INFORMATION:
>>>
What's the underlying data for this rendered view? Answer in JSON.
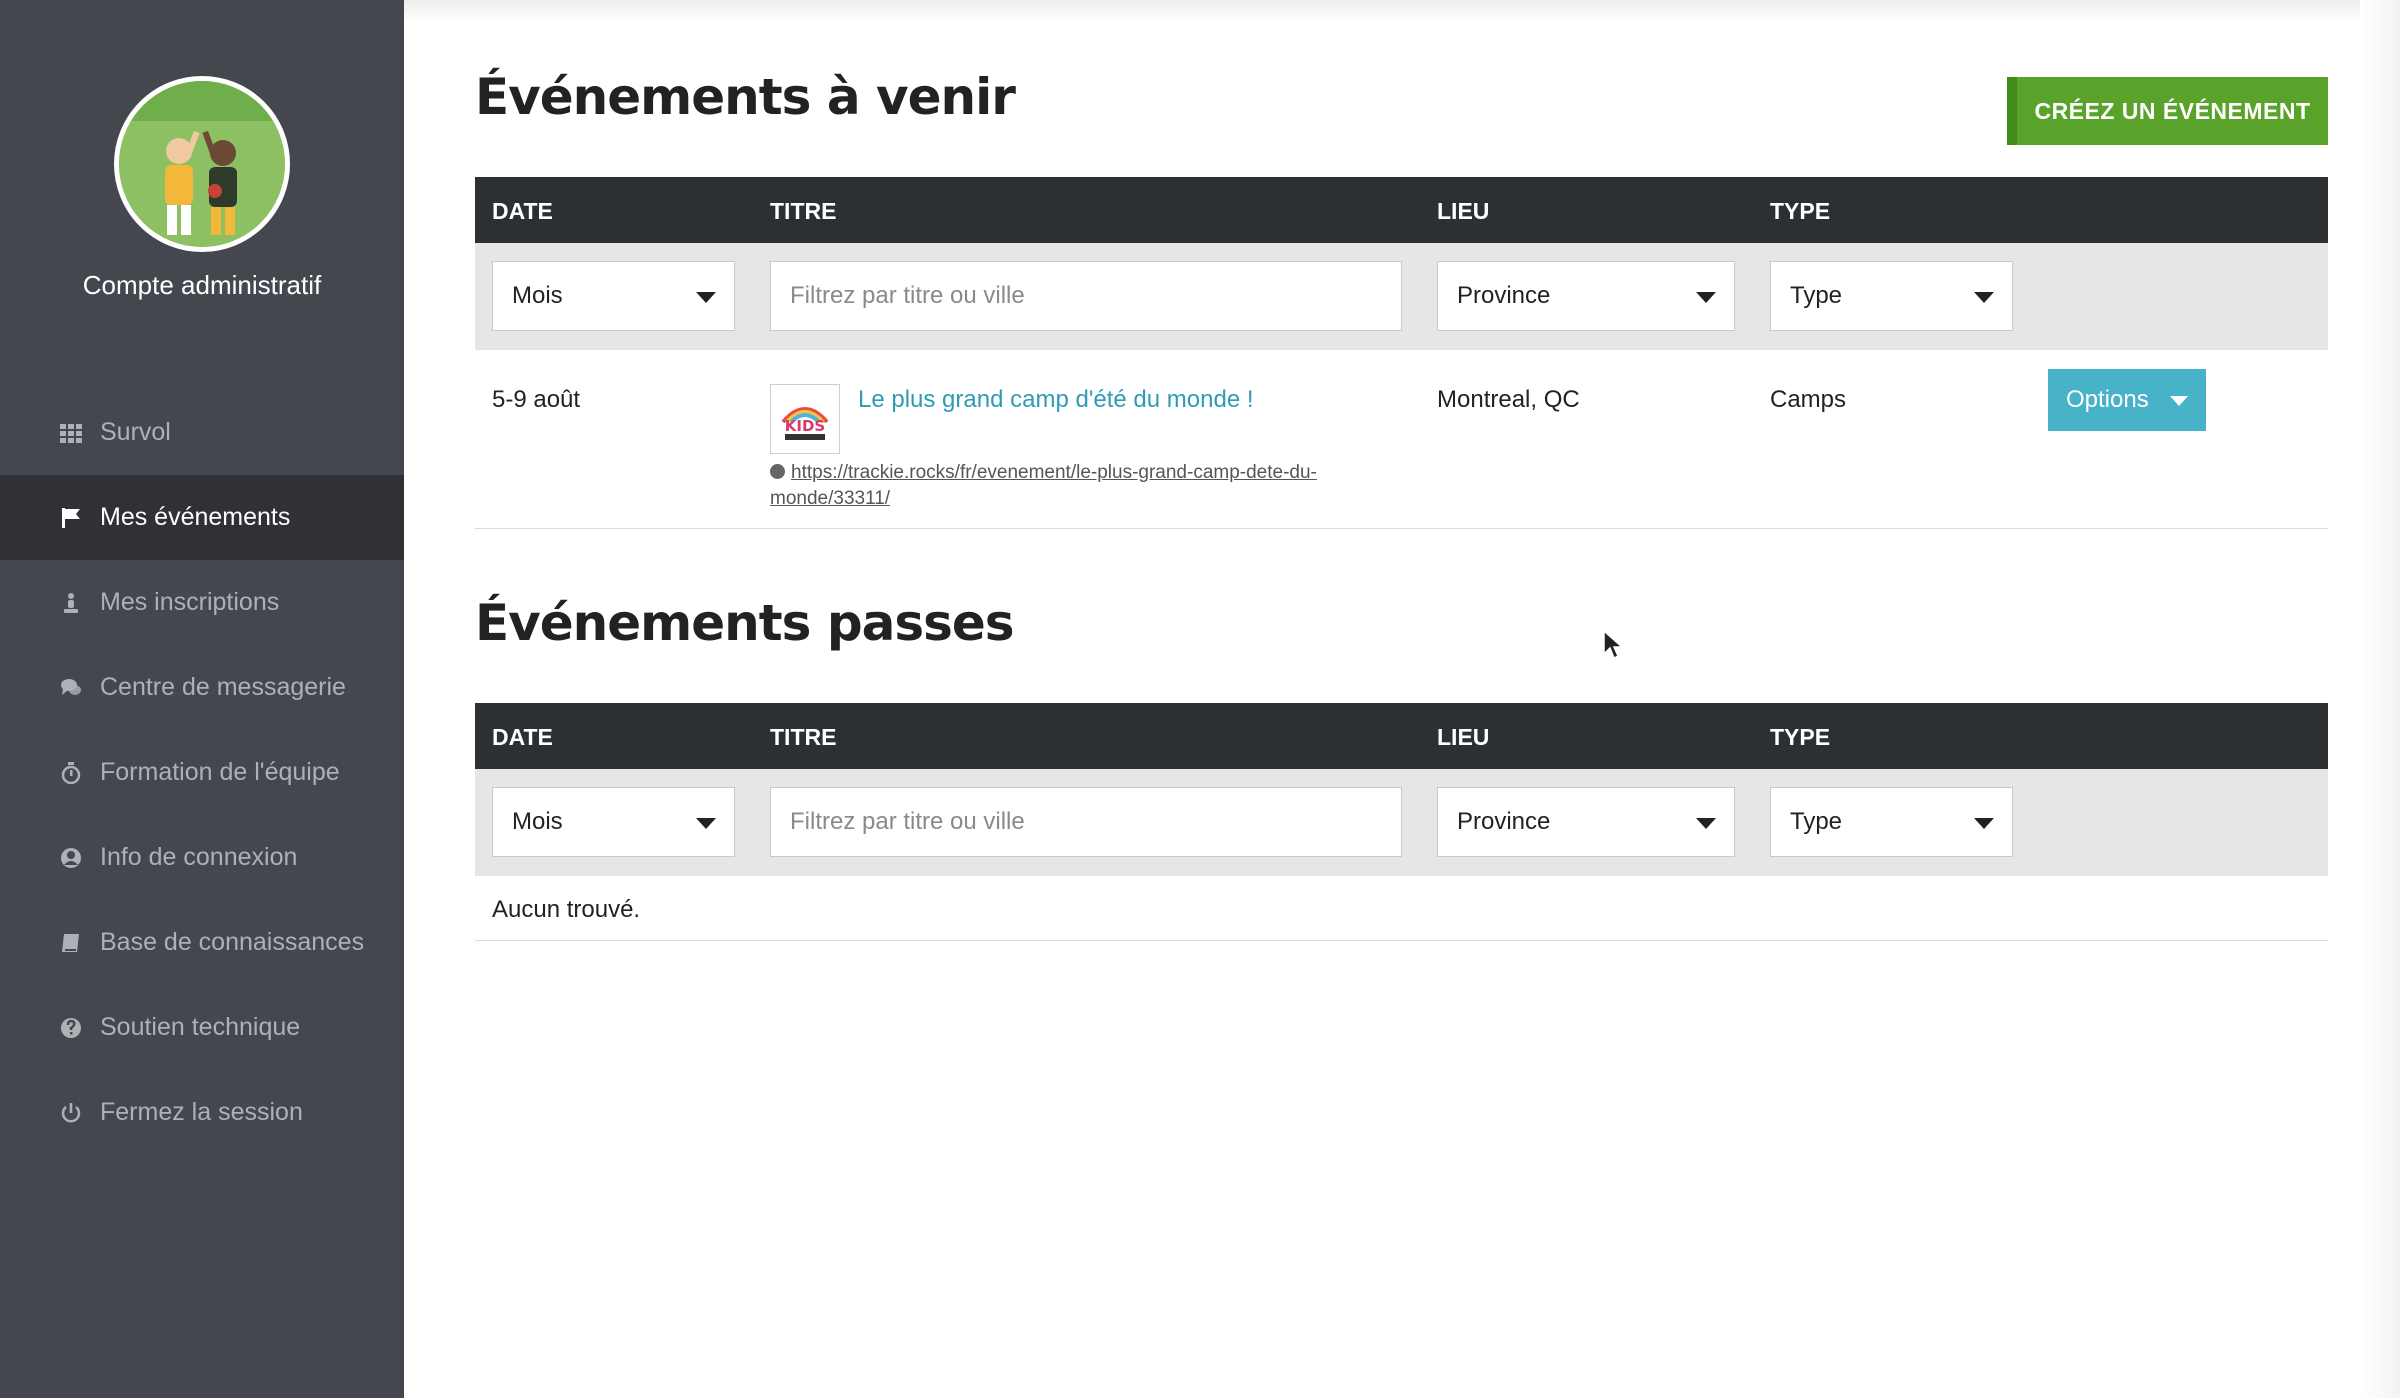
{
  "sidebar": {
    "account_name": "Compte administratif",
    "items": [
      {
        "label": "Survol",
        "icon": "grid-icon"
      },
      {
        "label": "Mes événements",
        "icon": "flag-icon",
        "active": true
      },
      {
        "label": "Mes inscriptions",
        "icon": "person-icon"
      },
      {
        "label": "Centre de messagerie",
        "icon": "chat-icon"
      },
      {
        "label": "Formation de l'équipe",
        "icon": "stopwatch-icon"
      },
      {
        "label": "Info de connexion",
        "icon": "user-circle-icon"
      },
      {
        "label": "Base de connaissances",
        "icon": "book-icon"
      },
      {
        "label": "Soutien technique",
        "icon": "question-circle-icon"
      },
      {
        "label": "Fermez la session",
        "icon": "power-icon"
      }
    ]
  },
  "upcoming": {
    "title": "Événements à venir",
    "create_button": "CRÉEZ UN ÉVÉNEMENT",
    "columns": [
      "DATE",
      "TITRE",
      "LIEU",
      "TYPE"
    ],
    "filters": {
      "month": "Mois",
      "search_placeholder": "Filtrez par titre ou ville",
      "province": "Province",
      "type": "Type"
    },
    "rows": [
      {
        "date": "5-9 août",
        "title": "Le plus grand camp d'été du monde !",
        "url": "https://trackie.rocks/fr/evenement/le-plus-grand-camp-dete-du-monde/33311/",
        "location": "Montreal, QC",
        "type": "Camps",
        "options_label": "Options"
      }
    ]
  },
  "past": {
    "title": "Événements passes",
    "columns": [
      "DATE",
      "TITRE",
      "LIEU",
      "TYPE"
    ],
    "filters": {
      "month": "Mois",
      "search_placeholder": "Filtrez par titre ou ville",
      "province": "Province",
      "type": "Type"
    },
    "empty_message": "Aucun trouvé."
  },
  "colors": {
    "sidebar_bg": "#45474f",
    "sidebar_active": "#2f3136",
    "table_header": "#2d3032",
    "create_button": "#59a32b",
    "options_button": "#48b2c8",
    "link": "#2f9bb5"
  }
}
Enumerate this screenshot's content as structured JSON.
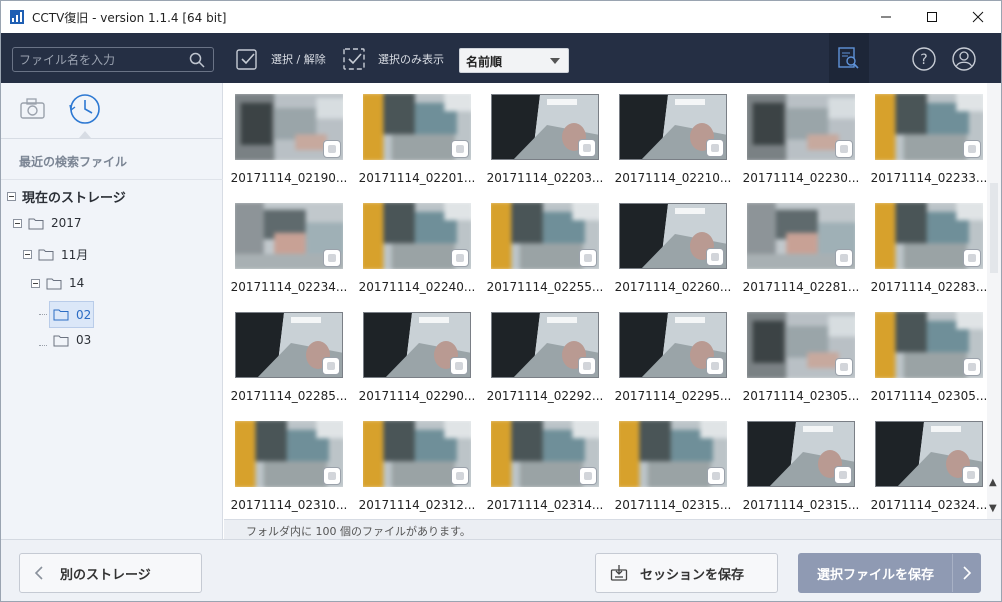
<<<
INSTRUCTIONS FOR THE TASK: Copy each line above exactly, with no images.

RESPONSE BOX:
What's the underlying data for this rendered view? Answer in JSON.
{
  "sidebar": {
    "account_name": "Compte administratif",
    "items": [
      {
        "label": "Survol",
        "icon": "grid-icon"
      },
      {
        "label": "Mes événements",
        "icon": "flag-icon",
        "active": true
      },
      {
        "label": "Mes inscriptions",
        "icon": "person-icon"
      },
      {
        "label": "Centre de messagerie",
        "icon": "chat-icon"
      },
      {
        "label": "Formation de l'équipe",
        "icon": "stopwatch-icon"
      },
      {
        "label": "Info de connexion",
        "icon": "user-circle-icon"
      },
      {
        "label": "Base de connaissances",
        "icon": "book-icon"
      },
      {
        "label": "Soutien technique",
        "icon": "question-circle-icon"
      },
      {
        "label": "Fermez la session",
        "icon": "power-icon"
      }
    ]
  },
  "upcoming": {
    "title": "Événements à venir",
    "create_button": "CRÉEZ UN ÉVÉNEMENT",
    "columns": [
      "DATE",
      "TITRE",
      "LIEU",
      "TYPE"
    ],
    "filters": {
      "month": "Mois",
      "search_placeholder": "Filtrez par titre ou ville",
      "province": "Province",
      "type": "Type"
    },
    "rows": [
      {
        "date": "5-9 août",
        "title": "Le plus grand camp d'été du monde !",
        "url": "https://trackie.rocks/fr/evenement/le-plus-grand-camp-dete-du-monde/33311/",
        "location": "Montreal, QC",
        "type": "Camps",
        "options_label": "Options"
      }
    ]
  },
  "past": {
    "title": "Événements passes",
    "columns": [
      "DATE",
      "TITRE",
      "LIEU",
      "TYPE"
    ],
    "filters": {
      "month": "Mois",
      "search_placeholder": "Filtrez par titre ou ville",
      "province": "Province",
      "type": "Type"
    },
    "empty_message": "Aucun trouvé."
  },
  "colors": {
    "sidebar_bg": "#45474f",
    "sidebar_active": "#2f3136",
    "table_header": "#2d3032",
    "create_button": "#59a32b",
    "options_button": "#48b2c8",
    "link": "#2f9bb5"
  }
}
Enumerate this screenshot's content as structured JSON.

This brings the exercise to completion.